CULTURAL HEGEMONY IN CHINUA ACHEBE'S THINGS FALL APART: A POSTCOLONIAL ANALYSIS
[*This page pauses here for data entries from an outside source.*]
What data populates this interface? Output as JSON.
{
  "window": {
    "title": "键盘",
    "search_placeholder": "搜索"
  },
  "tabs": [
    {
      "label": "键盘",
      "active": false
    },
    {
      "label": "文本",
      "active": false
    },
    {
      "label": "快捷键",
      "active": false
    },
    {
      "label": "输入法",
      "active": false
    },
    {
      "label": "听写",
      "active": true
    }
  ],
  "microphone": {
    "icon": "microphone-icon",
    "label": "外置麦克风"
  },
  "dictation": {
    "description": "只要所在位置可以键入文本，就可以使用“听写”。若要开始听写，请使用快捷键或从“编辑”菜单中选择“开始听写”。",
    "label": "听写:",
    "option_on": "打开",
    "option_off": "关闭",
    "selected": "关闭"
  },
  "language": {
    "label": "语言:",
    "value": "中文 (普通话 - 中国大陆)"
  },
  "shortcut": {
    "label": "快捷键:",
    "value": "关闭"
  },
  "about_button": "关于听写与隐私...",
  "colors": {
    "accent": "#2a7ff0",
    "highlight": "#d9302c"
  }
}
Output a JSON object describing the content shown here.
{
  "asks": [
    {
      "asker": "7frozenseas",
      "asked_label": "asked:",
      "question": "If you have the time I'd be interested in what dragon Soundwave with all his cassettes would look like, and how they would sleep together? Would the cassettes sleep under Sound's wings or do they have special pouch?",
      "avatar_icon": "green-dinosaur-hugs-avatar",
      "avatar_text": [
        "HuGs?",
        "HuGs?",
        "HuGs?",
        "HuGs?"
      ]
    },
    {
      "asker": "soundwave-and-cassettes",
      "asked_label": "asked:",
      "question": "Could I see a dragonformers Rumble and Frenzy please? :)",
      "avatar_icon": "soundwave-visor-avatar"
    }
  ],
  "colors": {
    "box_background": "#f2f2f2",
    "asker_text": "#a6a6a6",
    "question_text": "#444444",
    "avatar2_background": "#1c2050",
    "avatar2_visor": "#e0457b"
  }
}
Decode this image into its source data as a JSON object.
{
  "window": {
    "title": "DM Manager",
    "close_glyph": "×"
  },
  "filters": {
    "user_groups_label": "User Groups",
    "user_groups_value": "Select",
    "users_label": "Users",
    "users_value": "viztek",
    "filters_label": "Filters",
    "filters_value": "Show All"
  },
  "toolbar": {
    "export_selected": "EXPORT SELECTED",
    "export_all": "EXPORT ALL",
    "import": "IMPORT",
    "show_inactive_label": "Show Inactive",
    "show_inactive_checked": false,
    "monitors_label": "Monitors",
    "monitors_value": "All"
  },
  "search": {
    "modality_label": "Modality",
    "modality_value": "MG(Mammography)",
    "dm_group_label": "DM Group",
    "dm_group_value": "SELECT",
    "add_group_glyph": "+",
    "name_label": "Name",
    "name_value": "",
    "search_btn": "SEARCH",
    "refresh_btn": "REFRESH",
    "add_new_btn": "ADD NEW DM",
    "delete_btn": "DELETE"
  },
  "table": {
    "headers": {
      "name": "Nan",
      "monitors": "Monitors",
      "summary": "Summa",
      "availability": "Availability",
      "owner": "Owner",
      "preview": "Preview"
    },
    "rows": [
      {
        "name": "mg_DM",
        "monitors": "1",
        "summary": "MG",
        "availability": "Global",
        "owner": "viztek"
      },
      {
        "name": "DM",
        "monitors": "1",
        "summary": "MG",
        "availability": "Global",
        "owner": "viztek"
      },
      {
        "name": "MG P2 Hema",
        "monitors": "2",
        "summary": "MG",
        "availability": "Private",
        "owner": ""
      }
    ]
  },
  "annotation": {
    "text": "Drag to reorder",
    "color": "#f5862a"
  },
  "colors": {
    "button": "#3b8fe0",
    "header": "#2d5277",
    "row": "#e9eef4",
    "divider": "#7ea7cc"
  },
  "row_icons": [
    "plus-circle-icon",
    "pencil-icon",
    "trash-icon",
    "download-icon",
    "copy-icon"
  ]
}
The current research paper considers theory of cultural hegemony as reflected in the Nigerian novelist Chinua Achebe's 1958 novel Things Fall Apart. The study aims to examine Achebe's novel as a profound example of cultural hegemony during the colonial era. The novelist exhibits his mother land Nigeria as a culturally hegemonized territory by the English colonizer at that time. The study also presents Antonio Gramsci's theory of cultural hegemony as the main subject in the development of both fields Cultural Studies and Postcolonialism. The research paper is divided into three main sections and a conclusion. The first section shows the development of cultural hegemony as a new theory at the hand of the Italian theorist Antonio Gramsci, who is known for his own perspective of hegemony as a cultural component. Based on Gramsci's theory, the second section examines the significance of cultural hegemony in the fields of Cultural Studies and Postcolonialism. As for the third section, it tackles the theory of cultural hegemony through a selective analysis of Achebe's novel. As far as Things Fall Apart is concerned, the analysis traces the novelist's attempt to expose colonialism as a hegemonic power through an overt portrayal of the cultural struggle between the colonizer and the colonized in Nigeria. Finally, the study ends with a conclusion that sums up the ultimate findings of the research..
Keywords: Cultural Hegemony, Postcolonialism, Marxism, Cultural Studies, Coercion, Consent